Using the records below, locate all lines containing "name" and return them.

Dataset excerpts

--- START ---

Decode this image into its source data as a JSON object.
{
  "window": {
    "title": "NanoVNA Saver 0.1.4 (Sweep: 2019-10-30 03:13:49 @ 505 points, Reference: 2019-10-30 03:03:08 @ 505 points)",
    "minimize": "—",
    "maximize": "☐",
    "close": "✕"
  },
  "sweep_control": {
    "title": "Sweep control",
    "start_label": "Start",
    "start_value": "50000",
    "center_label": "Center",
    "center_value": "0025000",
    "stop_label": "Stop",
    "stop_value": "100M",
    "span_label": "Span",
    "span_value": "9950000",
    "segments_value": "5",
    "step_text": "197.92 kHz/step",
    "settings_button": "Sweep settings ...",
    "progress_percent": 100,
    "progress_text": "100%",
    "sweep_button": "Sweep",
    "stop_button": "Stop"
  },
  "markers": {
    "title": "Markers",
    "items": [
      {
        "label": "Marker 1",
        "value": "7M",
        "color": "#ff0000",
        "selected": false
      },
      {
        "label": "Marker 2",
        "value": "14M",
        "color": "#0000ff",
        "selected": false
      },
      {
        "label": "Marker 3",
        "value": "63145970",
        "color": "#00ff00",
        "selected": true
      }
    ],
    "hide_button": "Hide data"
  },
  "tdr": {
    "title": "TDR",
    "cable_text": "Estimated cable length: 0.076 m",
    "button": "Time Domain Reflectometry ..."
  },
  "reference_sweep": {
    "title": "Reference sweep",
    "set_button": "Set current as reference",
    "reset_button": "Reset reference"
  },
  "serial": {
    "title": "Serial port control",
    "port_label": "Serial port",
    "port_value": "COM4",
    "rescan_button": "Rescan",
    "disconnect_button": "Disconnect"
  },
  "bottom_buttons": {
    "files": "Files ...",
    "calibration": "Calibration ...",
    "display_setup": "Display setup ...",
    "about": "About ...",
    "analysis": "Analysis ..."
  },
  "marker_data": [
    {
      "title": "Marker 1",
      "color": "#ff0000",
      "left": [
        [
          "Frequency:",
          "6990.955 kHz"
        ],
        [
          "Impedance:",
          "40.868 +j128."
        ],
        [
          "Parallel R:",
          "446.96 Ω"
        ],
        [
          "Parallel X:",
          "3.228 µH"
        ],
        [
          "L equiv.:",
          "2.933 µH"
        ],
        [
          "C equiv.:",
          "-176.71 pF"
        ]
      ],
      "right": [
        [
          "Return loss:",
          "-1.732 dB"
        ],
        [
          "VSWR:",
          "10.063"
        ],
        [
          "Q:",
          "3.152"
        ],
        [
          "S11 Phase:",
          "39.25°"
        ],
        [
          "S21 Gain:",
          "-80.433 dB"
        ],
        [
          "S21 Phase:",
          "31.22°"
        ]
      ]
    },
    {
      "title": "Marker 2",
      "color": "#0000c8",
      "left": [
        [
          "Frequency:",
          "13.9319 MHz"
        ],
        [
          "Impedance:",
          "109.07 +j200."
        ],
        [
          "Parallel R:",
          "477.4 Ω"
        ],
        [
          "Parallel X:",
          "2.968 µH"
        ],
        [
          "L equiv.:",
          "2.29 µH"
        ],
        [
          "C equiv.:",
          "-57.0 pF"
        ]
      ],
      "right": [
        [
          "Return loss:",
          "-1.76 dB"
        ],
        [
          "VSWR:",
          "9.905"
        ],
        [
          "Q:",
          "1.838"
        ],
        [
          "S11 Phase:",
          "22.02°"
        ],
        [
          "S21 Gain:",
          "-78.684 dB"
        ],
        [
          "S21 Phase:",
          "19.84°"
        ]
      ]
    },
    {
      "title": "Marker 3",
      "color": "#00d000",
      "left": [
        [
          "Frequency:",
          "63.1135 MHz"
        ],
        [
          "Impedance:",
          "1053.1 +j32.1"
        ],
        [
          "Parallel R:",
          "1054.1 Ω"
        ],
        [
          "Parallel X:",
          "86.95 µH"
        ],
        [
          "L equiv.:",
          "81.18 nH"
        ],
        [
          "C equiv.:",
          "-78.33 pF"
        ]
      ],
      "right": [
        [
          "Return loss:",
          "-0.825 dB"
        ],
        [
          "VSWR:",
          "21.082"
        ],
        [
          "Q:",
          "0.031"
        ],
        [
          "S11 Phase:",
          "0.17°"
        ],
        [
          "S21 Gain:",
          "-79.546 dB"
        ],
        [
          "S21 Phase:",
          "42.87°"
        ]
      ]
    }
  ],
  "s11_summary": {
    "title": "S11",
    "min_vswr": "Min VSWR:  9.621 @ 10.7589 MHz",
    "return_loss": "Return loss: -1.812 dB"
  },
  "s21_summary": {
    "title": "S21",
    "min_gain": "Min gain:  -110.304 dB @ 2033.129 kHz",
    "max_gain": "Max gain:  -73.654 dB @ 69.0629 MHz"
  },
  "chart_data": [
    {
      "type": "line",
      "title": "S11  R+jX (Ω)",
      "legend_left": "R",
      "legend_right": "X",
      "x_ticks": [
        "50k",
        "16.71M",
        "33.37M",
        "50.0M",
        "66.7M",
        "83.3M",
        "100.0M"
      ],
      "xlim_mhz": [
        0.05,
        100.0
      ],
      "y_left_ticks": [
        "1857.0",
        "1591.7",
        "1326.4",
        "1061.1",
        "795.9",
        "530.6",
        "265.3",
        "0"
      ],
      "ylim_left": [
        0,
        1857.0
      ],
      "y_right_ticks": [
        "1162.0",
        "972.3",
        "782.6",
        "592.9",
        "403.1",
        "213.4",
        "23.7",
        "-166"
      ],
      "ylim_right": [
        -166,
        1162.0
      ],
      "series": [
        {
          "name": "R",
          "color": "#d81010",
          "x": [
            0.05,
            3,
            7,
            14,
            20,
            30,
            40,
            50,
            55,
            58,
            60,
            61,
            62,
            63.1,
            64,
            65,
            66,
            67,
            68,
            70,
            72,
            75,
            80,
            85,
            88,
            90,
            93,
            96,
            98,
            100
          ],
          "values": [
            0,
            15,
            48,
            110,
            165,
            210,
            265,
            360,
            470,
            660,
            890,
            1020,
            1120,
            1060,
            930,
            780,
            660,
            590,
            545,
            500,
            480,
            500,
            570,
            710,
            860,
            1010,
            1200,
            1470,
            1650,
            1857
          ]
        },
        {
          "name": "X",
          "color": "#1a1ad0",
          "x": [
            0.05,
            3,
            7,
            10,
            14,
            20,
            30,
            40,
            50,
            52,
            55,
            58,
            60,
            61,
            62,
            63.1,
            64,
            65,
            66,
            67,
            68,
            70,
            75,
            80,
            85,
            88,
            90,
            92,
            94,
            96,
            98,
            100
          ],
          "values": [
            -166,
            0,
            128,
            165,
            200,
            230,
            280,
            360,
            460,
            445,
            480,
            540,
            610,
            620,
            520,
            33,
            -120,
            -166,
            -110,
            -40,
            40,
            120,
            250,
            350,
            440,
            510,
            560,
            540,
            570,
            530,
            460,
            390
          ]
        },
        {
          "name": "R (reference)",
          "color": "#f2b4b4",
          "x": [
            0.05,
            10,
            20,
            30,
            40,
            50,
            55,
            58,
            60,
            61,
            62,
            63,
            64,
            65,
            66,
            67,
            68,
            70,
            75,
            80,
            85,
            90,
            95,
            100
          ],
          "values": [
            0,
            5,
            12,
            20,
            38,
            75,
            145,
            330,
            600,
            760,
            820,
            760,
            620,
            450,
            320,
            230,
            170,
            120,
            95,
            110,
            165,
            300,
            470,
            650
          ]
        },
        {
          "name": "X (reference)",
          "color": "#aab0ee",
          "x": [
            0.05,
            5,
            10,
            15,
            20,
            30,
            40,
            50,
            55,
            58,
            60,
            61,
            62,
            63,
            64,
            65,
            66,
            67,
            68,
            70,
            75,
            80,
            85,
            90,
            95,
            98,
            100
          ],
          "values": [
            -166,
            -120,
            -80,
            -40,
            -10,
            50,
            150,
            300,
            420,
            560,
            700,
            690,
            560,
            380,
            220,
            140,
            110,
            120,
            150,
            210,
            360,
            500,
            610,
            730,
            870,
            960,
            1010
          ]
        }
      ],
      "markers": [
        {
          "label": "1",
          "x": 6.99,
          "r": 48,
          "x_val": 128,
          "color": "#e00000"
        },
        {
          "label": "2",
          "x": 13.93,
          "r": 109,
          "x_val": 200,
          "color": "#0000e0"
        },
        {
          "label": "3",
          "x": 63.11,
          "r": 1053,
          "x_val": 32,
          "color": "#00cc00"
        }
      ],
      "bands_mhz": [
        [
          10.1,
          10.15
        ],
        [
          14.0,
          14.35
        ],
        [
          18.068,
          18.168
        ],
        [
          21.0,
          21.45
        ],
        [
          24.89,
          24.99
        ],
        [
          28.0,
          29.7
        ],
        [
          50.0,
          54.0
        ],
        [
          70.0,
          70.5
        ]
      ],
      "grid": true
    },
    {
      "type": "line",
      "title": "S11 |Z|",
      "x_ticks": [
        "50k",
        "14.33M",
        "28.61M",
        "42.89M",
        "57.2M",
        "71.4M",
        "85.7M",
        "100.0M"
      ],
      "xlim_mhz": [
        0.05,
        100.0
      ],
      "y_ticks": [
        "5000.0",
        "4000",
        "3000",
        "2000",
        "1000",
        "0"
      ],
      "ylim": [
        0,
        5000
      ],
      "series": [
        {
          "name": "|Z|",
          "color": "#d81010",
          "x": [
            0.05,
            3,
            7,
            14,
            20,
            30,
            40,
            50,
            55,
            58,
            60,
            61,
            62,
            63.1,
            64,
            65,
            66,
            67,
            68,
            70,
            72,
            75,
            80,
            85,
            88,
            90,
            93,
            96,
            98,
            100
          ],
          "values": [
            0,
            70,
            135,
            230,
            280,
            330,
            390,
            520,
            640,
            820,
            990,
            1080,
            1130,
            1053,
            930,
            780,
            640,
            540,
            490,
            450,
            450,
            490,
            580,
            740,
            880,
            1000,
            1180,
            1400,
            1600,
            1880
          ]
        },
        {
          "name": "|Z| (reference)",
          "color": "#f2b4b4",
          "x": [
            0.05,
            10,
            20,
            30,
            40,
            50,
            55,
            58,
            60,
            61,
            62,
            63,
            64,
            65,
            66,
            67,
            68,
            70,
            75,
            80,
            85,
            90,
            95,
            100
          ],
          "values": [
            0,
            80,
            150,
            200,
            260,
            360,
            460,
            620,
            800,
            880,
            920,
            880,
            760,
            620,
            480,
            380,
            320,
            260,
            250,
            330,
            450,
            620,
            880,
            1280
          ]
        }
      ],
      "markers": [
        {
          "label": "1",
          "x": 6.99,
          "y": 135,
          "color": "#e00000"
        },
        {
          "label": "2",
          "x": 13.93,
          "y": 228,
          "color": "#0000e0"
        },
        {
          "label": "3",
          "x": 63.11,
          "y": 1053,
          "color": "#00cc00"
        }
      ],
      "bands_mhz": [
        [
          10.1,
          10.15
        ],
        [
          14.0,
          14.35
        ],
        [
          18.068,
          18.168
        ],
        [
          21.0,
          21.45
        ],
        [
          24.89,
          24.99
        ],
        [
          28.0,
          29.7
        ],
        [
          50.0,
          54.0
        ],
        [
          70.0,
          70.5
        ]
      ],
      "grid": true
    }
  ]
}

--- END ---

_Solution:_
          "name": "R",
          "name": "X",
          "name": "R (reference)",
          "name": "X (reference)",
          "name": "|Z|",
          "name": "|Z| (reference)",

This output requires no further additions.